The Big Pink
Forum, Kentish Town
May 13, 2010
An hour in the company of The Big Pink is a sensory distorting experiment, and one that also questions your sexuality. It’s not a glam/gay thing, but there is a certain amount of homoeroticism about The Big Pink. The obvious sexual nature of the band name notwithstanding, and their record sleeves are all chicks and tits, but I think that’s to throw off the thinly veiled man-love shared between guitarist/vocalist Robbie Furze and bassist Milo Cordell.
A homecoming gig at The Forum at the end of the tour, the show was played as if it were The Big Pink jumping out of a giant frosted cake, with the band overwhelmingly excited to be in the cavernous Kentish Town Forum, returning like battle-hardened heroes fighting in foreign shores. A favoured pose by Furze (see above) or standing their with his guitar aloft like he was holding a trophy seemed to emphasise and underline just how far they’ve come in 12 months.
Working the backlit stage to an extended noise-laden introduction to “Too Young For Love”, Furze and Cordell pull their best rock poses, which hey, if you’re going to do it, the Forum stage is as good a place as any. The full-frontal mutual admiration session (see photo below) is cheese but it’s part of the performance. You could say The Big Pink played, but really, they performed, and there’s the difference. For all the intricacies found on their debut, A Brief History Of Love, The Big Pink do their level best to steamroll over the top of them, coming across like a 90’s grunge/electro hybrid.
All of which seemed apt, when a surprising but awkward sounding cover of Sonic Youth’s “100%”, appeared in their set in celebration of playing The Forum and of the bands they’ve seen perform there. It’s a moment where you stop and think ‘did they really just do that?’. On a purely biased note, I fucking hate that song. 18 years later and it still resides in the ‘everything that was bad about the grunge era’ basket. I’d love to know how many in the crowd shared looks of ‘what the fuck is this?’ when the band launched into it.
Playing to an already won over audience, The Big Pink could’ve played it safe, but really, their set had to be one of the most impressive seen and staged this year so far. A pat on the back to their lighting guy. You rarely notice such things at mid-level indie gigs but for a band who’s music is as much mood driven as it is energetic, the shift between the seizure-inducing strobe and the smoke-filled purple haze, it felt like actual thought had gone into this.

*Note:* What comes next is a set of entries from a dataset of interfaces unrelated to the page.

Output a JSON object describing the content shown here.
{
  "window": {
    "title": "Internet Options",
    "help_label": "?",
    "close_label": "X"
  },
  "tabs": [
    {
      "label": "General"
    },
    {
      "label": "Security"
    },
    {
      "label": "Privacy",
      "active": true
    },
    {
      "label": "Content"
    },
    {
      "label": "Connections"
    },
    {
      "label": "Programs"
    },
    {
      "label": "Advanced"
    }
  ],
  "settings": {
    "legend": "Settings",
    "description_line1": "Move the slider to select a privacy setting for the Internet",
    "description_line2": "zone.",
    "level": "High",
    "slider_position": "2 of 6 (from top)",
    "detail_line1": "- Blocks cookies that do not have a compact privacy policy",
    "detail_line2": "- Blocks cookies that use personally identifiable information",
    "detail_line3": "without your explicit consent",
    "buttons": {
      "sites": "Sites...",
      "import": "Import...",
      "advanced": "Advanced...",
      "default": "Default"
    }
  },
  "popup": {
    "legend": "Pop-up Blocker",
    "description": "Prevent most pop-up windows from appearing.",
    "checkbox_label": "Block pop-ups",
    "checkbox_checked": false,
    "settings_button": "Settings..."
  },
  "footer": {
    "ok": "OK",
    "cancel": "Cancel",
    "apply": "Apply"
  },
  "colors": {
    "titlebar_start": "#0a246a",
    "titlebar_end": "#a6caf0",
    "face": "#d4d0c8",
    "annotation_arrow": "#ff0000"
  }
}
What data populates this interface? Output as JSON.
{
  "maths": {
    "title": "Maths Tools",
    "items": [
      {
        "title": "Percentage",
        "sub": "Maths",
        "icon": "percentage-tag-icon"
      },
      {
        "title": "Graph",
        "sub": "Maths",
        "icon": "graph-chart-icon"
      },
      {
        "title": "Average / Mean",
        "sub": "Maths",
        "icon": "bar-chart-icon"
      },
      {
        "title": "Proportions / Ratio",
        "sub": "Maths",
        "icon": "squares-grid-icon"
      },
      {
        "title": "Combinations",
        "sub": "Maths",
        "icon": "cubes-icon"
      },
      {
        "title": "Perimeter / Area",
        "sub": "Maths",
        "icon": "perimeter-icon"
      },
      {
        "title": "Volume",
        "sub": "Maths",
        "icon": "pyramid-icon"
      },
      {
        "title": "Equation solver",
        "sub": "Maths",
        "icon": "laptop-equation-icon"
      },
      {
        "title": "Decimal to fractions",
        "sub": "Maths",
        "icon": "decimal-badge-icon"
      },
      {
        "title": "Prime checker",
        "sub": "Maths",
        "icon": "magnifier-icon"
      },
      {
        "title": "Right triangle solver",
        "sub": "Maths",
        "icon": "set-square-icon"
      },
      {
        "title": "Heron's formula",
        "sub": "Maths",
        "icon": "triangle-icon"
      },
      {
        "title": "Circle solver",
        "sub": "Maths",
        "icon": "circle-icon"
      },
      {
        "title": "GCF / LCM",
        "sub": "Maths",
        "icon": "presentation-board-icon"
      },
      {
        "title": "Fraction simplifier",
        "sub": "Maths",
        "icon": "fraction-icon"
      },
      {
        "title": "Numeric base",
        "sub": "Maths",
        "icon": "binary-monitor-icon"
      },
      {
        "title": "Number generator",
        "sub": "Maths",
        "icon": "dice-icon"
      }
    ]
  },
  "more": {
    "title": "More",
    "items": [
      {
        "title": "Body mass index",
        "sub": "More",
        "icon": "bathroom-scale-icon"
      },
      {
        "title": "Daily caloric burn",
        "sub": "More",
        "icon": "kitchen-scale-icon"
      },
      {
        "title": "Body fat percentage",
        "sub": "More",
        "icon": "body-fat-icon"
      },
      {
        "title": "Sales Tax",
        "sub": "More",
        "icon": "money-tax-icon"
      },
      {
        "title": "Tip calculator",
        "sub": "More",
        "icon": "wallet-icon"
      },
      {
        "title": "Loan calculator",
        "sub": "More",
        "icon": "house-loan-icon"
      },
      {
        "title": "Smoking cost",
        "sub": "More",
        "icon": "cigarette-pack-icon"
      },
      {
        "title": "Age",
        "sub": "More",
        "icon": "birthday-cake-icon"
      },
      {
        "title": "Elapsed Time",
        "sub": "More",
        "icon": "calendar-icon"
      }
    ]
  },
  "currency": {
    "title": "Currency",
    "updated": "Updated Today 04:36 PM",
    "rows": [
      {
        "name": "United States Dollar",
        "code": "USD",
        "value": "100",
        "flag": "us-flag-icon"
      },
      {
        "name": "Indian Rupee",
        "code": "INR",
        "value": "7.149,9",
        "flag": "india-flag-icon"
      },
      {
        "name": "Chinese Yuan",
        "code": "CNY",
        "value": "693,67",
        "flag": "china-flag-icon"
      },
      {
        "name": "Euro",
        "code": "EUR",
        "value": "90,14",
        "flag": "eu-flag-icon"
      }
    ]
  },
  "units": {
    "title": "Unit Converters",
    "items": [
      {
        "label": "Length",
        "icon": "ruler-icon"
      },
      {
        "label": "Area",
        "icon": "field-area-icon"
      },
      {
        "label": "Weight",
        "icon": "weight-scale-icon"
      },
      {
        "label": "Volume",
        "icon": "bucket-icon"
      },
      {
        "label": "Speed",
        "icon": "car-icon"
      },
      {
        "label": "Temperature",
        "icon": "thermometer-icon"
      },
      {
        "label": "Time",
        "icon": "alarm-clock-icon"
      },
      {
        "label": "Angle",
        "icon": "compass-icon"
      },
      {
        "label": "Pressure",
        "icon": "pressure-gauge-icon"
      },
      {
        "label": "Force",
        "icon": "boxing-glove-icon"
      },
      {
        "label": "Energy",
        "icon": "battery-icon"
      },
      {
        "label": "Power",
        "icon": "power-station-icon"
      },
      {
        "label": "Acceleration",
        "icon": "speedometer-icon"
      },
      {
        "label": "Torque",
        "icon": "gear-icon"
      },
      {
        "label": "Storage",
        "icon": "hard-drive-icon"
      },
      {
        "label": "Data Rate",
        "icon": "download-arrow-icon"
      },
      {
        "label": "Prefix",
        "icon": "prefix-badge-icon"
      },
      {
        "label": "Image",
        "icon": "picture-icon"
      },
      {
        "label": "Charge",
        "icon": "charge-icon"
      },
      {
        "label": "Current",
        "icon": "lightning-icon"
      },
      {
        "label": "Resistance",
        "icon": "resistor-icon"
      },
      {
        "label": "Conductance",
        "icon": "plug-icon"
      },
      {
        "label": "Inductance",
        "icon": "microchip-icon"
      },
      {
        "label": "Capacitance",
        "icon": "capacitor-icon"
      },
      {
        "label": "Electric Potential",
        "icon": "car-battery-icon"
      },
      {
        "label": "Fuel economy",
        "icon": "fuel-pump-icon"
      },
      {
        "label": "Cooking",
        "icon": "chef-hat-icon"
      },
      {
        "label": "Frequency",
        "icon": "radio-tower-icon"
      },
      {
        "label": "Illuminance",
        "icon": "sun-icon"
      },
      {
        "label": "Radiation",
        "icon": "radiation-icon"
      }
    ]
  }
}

Having first crossed paths in a basement club in Gothenburg at 2am last August, The Big Pink have nothing left to prove. Any band who can cover Beyoncé, strip it down to its core and claim it as their own (with “Sweet Dreams”, performed towards the end of the set) have the potential to go anywhere from here. To borrow a few lines from the woman herself, “it could be a sweet dream or a beautiful nightmare”. The Big Pink (should) have it all worked out.